* [DATA PROVIDED]
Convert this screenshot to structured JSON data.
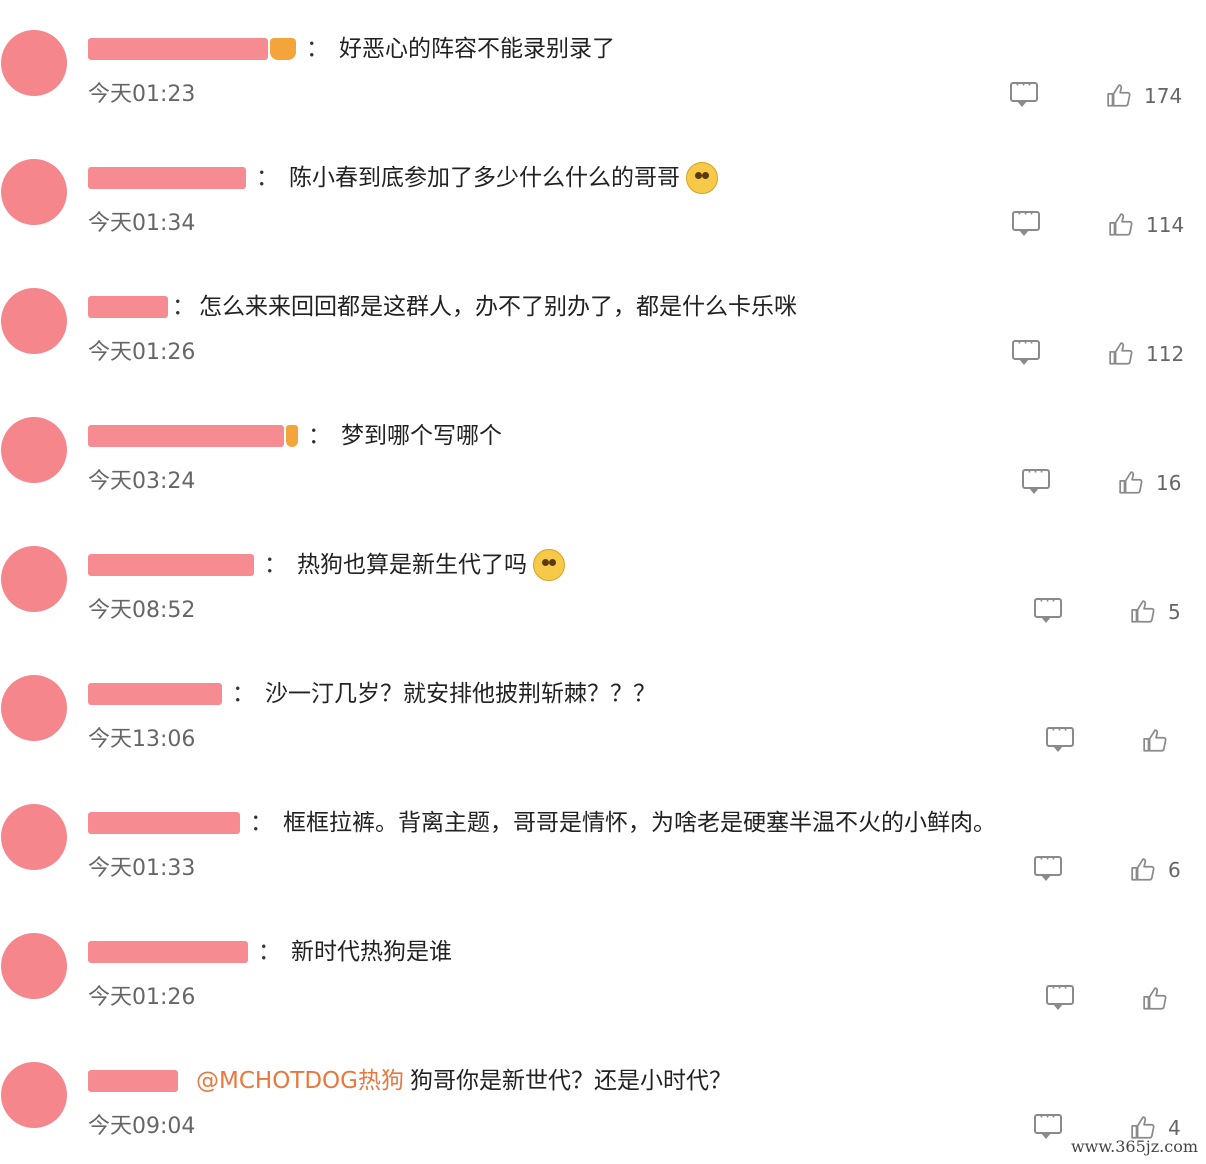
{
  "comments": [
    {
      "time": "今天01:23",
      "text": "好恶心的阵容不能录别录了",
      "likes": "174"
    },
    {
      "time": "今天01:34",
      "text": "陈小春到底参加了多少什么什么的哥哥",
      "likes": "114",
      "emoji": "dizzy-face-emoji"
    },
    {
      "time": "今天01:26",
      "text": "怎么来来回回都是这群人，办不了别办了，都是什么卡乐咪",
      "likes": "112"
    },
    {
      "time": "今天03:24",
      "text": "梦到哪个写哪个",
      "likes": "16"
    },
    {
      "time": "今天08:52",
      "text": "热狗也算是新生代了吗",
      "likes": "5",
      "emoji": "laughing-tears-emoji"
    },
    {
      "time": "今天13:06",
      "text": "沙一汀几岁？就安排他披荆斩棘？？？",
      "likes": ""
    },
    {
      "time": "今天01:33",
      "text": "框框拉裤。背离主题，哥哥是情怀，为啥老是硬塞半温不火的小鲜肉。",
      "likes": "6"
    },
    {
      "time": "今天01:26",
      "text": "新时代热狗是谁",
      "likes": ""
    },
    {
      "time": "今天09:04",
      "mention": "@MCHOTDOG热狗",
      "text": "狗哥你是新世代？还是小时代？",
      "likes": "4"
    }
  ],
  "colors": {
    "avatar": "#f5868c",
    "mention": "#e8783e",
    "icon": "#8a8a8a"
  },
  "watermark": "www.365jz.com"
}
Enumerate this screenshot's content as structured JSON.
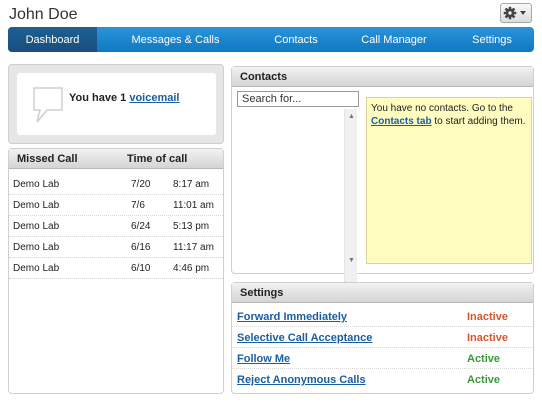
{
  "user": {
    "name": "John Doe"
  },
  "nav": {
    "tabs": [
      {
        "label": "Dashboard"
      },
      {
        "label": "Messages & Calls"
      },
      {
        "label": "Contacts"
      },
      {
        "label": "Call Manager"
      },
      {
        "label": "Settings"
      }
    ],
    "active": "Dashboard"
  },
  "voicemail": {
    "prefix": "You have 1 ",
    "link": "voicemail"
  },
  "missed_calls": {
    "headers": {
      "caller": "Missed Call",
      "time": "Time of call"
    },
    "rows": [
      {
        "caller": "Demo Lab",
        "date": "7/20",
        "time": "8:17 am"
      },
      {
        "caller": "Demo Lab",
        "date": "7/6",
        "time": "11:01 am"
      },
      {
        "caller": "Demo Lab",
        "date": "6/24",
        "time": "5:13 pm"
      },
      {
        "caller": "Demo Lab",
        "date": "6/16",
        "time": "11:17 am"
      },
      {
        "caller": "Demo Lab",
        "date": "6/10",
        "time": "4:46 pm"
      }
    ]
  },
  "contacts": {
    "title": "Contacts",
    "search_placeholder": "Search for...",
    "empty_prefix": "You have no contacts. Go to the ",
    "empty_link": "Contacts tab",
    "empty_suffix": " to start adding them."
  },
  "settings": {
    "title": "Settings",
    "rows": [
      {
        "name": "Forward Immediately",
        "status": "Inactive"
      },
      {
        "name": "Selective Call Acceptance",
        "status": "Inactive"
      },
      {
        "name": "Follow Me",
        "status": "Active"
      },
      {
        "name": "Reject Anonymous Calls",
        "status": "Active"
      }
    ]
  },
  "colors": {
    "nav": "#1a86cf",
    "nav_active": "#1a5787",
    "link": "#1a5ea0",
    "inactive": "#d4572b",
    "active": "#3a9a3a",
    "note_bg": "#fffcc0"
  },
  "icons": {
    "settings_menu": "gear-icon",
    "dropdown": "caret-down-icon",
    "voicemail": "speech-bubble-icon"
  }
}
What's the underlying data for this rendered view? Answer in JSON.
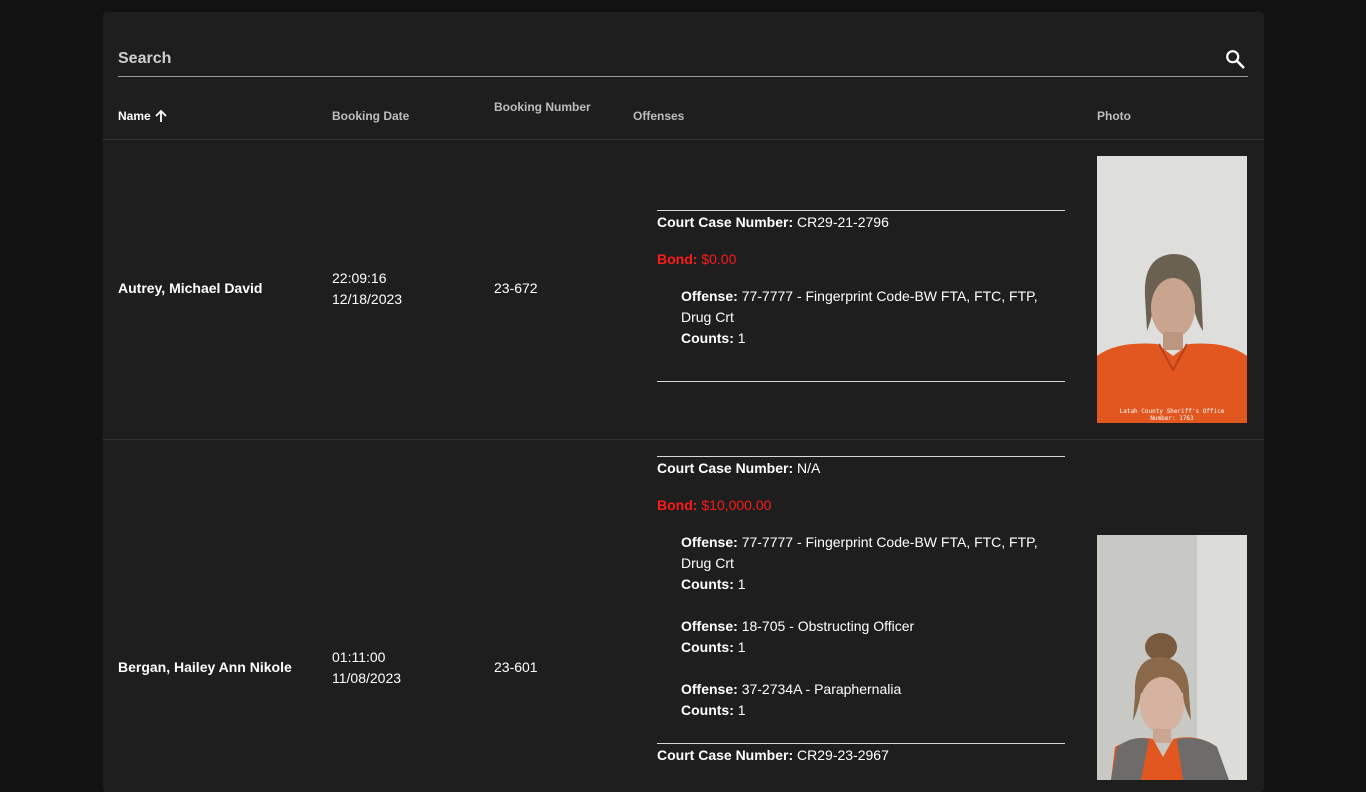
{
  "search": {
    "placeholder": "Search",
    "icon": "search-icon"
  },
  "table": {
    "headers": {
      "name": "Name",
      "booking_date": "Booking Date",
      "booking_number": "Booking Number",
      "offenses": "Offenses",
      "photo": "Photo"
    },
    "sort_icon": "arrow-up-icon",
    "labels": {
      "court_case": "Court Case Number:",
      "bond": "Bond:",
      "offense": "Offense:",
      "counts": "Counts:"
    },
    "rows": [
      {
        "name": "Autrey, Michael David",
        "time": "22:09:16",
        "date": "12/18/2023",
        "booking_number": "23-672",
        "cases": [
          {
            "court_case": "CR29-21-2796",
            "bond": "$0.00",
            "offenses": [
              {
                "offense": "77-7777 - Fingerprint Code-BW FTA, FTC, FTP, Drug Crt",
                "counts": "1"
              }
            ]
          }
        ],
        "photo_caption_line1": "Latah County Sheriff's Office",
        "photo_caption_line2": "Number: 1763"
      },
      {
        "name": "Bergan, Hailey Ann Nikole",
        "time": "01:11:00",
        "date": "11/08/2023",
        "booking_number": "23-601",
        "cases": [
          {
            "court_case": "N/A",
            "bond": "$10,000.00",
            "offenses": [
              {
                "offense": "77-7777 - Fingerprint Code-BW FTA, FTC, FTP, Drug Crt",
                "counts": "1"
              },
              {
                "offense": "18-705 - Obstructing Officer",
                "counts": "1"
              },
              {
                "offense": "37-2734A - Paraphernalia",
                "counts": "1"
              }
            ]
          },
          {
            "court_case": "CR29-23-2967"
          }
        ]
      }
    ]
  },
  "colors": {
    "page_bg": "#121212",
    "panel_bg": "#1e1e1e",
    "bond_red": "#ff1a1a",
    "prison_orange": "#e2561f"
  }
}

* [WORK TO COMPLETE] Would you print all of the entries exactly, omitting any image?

* [WRITTEN ANSWER]
Convert this screenshot to structured JSON data.
{
  "comments": [
    {
      "time": "今天01:23",
      "text": "好恶心的阵容不能录别录了",
      "likes": "174"
    },
    {
      "time": "今天01:34",
      "text": "陈小春到底参加了多少什么什么的哥哥",
      "likes": "114",
      "emoji": "dizzy-face-emoji"
    },
    {
      "time": "今天01:26",
      "text": "怎么来来回回都是这群人，办不了别办了，都是什么卡乐咪",
      "likes": "112"
    },
    {
      "time": "今天03:24",
      "text": "梦到哪个写哪个",
      "likes": "16"
    },
    {
      "time": "今天08:52",
      "text": "热狗也算是新生代了吗",
      "likes": "5",
      "emoji": "laughing-tears-emoji"
    },
    {
      "time": "今天13:06",
      "text": "沙一汀几岁？就安排他披荆斩棘？？？",
      "likes": ""
    },
    {
      "time": "今天01:33",
      "text": "框框拉裤。背离主题，哥哥是情怀，为啥老是硬塞半温不火的小鲜肉。",
      "likes": "6"
    },
    {
      "time": "今天01:26",
      "text": "新时代热狗是谁",
      "likes": ""
    },
    {
      "time": "今天09:04",
      "mention": "@MCHOTDOG热狗",
      "text": "狗哥你是新世代？还是小时代？",
      "likes": "4"
    }
  ],
  "colors": {
    "avatar": "#f5868c",
    "mention": "#e8783e",
    "icon": "#8a8a8a"
  },
  "watermark": "www.365jz.com"
}
Enumerate this screenshot's content as structured JSON.
{
  "user": {
    "name": "John Doe"
  },
  "nav": {
    "tabs": [
      {
        "label": "Dashboard"
      },
      {
        "label": "Messages & Calls"
      },
      {
        "label": "Contacts"
      },
      {
        "label": "Call Manager"
      },
      {
        "label": "Settings"
      }
    ],
    "active": "Dashboard"
  },
  "voicemail": {
    "prefix": "You have 1 ",
    "link": "voicemail"
  },
  "missed_calls": {
    "headers": {
      "caller": "Missed Call",
      "time": "Time of call"
    },
    "rows": [
      {
        "caller": "Demo Lab",
        "date": "7/20",
        "time": "8:17 am"
      },
      {
        "caller": "Demo Lab",
        "date": "7/6",
        "time": "11:01 am"
      },
      {
        "caller": "Demo Lab",
        "date": "6/24",
        "time": "5:13 pm"
      },
      {
        "caller": "Demo Lab",
        "date": "6/16",
        "time": "11:17 am"
      },
      {
        "caller": "Demo Lab",
        "date": "6/10",
        "time": "4:46 pm"
      }
    ]
  },
  "contacts": {
    "title": "Contacts",
    "search_placeholder": "Search for...",
    "empty_prefix": "You have no contacts. Go to the ",
    "empty_link": "Contacts tab",
    "empty_suffix": " to start adding them."
  },
  "settings": {
    "title": "Settings",
    "rows": [
      {
        "name": "Forward Immediately",
        "status": "Inactive"
      },
      {
        "name": "Selective Call Acceptance",
        "status": "Inactive"
      },
      {
        "name": "Follow Me",
        "status": "Active"
      },
      {
        "name": "Reject Anonymous Calls",
        "status": "Active"
      }
    ]
  },
  "colors": {
    "nav": "#1a86cf",
    "nav_active": "#1a5787",
    "link": "#1a5ea0",
    "inactive": "#d4572b",
    "active": "#3a9a3a",
    "note_bg": "#fffcc0"
  },
  "icons": {
    "settings_menu": "gear-icon",
    "dropdown": "caret-down-icon",
    "voicemail": "speech-bubble-icon"
  }
}
What's the underlying data for this rendered view? Answer in JSON.
{
  "search": {
    "placeholder": "Search",
    "icon": "search-icon"
  },
  "table": {
    "headers": {
      "name": "Name",
      "booking_date": "Booking Date",
      "booking_number": "Booking Number",
      "offenses": "Offenses",
      "photo": "Photo"
    },
    "sort_icon": "arrow-up-icon",
    "labels": {
      "court_case": "Court Case Number:",
      "bond": "Bond:",
      "offense": "Offense:",
      "counts": "Counts:"
    },
    "rows": [
      {
        "name": "Autrey, Michael David",
        "time": "22:09:16",
        "date": "12/18/2023",
        "booking_number": "23-672",
        "cases": [
          {
            "court_case": "CR29-21-2796",
            "bond": "$0.00",
            "offenses": [
              {
                "offense": "77-7777 - Fingerprint Code-BW FTA, FTC, FTP, Drug Crt",
                "counts": "1"
              }
            ]
          }
        ],
        "photo_caption_line1": "Latah County Sheriff's Office",
        "photo_caption_line2": "Number: 1763"
      },
      {
        "name": "Bergan, Hailey Ann Nikole",
        "time": "01:11:00",
        "date": "11/08/2023",
        "booking_number": "23-601",
        "cases": [
          {
            "court_case": "N/A",
            "bond": "$10,000.00",
            "offenses": [
              {
                "offense": "77-7777 - Fingerprint Code-BW FTA, FTC, FTP, Drug Crt",
                "counts": "1"
              },
              {
                "offense": "18-705 - Obstructing Officer",
                "counts": "1"
              },
              {
                "offense": "37-2734A - Paraphernalia",
                "counts": "1"
              }
            ]
          },
          {
            "court_case": "CR29-23-2967"
          }
        ]
      }
    ]
  },
  "colors": {
    "page_bg": "#121212",
    "panel_bg": "#1e1e1e",
    "bond_red": "#ff1a1a",
    "prison_orange": "#e2561f"
  }
}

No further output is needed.